Post by: Kim Stephens
The year of 2011, for me, is the year the Queensland Police Service in Australia or QPSMedia (responsible for all of the State’s public safety communications) demonstrated to the world the effectiveness of using social networks to inform and interact with the public during a large-scale disaster. Their efforts came to the world’s attention after extensive flooding in January. Numerous articles (see this scribd presentation by me) and even scholarly studies have accessed their social media activities during that event, some of the most important:
- Queensland Police Service: Disaster Management and Social Media–a case study;
- Axel Bruns. “Towards Distributed Participation: Lessons from Wikileaks and the Queensland Floods“
But what makes a public agency’s social media presence a successful example worth mimicking?

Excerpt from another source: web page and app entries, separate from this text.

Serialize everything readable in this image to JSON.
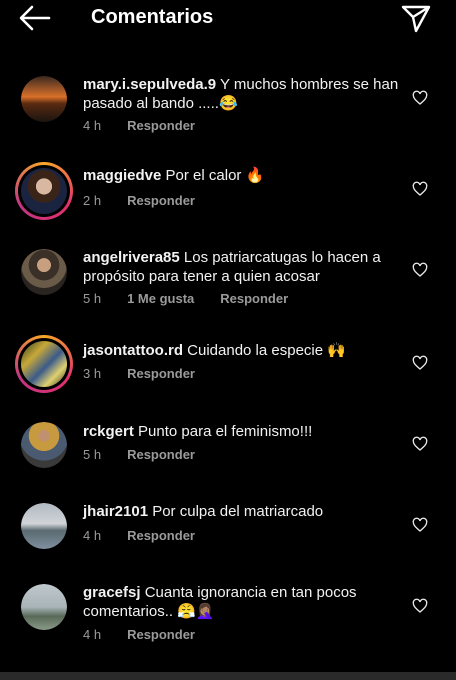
{
  "header": {
    "title": "Comentarios"
  },
  "comments": [
    {
      "user": "mary.i.sepulveda.9",
      "text": " Y  muchos hombres se han pasado al bando .....😂",
      "time": "4 h",
      "reply": "Responder"
    },
    {
      "user": "maggiedve",
      "text": " Por el calor 🔥",
      "time": "2 h",
      "reply": "Responder"
    },
    {
      "user": "angelrivera85",
      "text": " Los patriarcatugas lo hacen a propósito para tener a quien acosar",
      "time": "5 h",
      "likes": "1 Me gusta",
      "reply": "Responder"
    },
    {
      "user": "jasontattoo.rd",
      "text": " Cuidando la especie 🙌",
      "time": "3 h",
      "reply": "Responder"
    },
    {
      "user": "rckgert",
      "text": " Punto para el feminismo!!!",
      "time": "5 h",
      "reply": "Responder"
    },
    {
      "user": "jhair2101",
      "text": " Por culpa del matriarcado",
      "time": "4 h",
      "reply": "Responder"
    },
    {
      "user": "gracefsj",
      "text": " Cuanta ignorancia en tan pocos comentarios.. 😤🤦🏽‍♀️",
      "time": "4 h",
      "reply": "Responder"
    }
  ],
  "icons": {
    "back": "arrow-left-icon",
    "send": "paper-plane-icon",
    "like": "heart-outline-icon"
  }
}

Is it a measure of how often they tweet, post, and blog (e.g. how much information is pushed)? Is it a measure of followers and “likes”? Is it how many comments they receive on any given blog or facebook post?
I think the better questions to ask of public safety organizations are: Did the activity result in behavioral changes that ultimately saved lives; did it change people’s trust in the government itself (and therefore increase the trust in the information being disseminated); and/or did it give the government entity an ability to create a channel of common discourse, or engagement (perhaps which would facilitate the previous points). The last proposition was put forward by Colman and Blumler in their book “The Internet and Democratic Citizenship: Theory, Practice and Policy” and examined in context of the Queensland flood event by Dr. Axel Bruns in his article “Towards Distributed Participation listed above.
Dr. Bruns outlines how QPSMedia did not disseminate information in a one-way flow but rather tailored their media campaign to match the way the community wanted to obtain information based on feedback received throughout the event. He cites several examples, such as how they quickly adopted the twitter hashtag used by most citizens and stopped automatically posting their twitter messages to their Facebook page: problems associated with this albeit easier way to post were pointed out by their citizens and they adjusted accordingly. QPSMedia also reposted information from citizens on the ground and made a point to both ask and answer questions via both platforms. Dr. Bruns sums up why this was so important:
Social media provided one such channel of common discourse between Queensland citizens and their government institutions, and – with the permission and indeed with the active help and support of citizens – the various accounts of these institutions were able to place themselves in key positions within the social networks emerging around the flood crisis, but only because they chose to engage and respond rather than simply push out information.
On another note, QPSMedia’s Facebook page is just SO cool. They have not rested on their laurels and continue to make improvements that truely make them a world-class act to follow. For example, they recently added a new tab called QLDAlert, still in Beta and it is also a stand-alone website. This tab contains the live twitter feeds of the following organizations:
- Bureau of Meteorolgy Queensland Warnings
- Road Conditions (Queensland Government Traffic and information)
- SEQ Public Transport Info
- Queensland Rail
- Queensland State Emergency Services Information
- Australian Broadcast Company Radio
- ABC News Queensland
- Brisbane City Council
QPSMedia also continues to engage their citizens on a daily basis via their online presence, posting to the Facebook page multiple times per day and doing things such as hosting Live chats: today’s event “Domestic and Family Violence”. These chats are also archived right there on the site.
Visit them and dig around a little. They have examples to follow on every screen.
Others on my December List: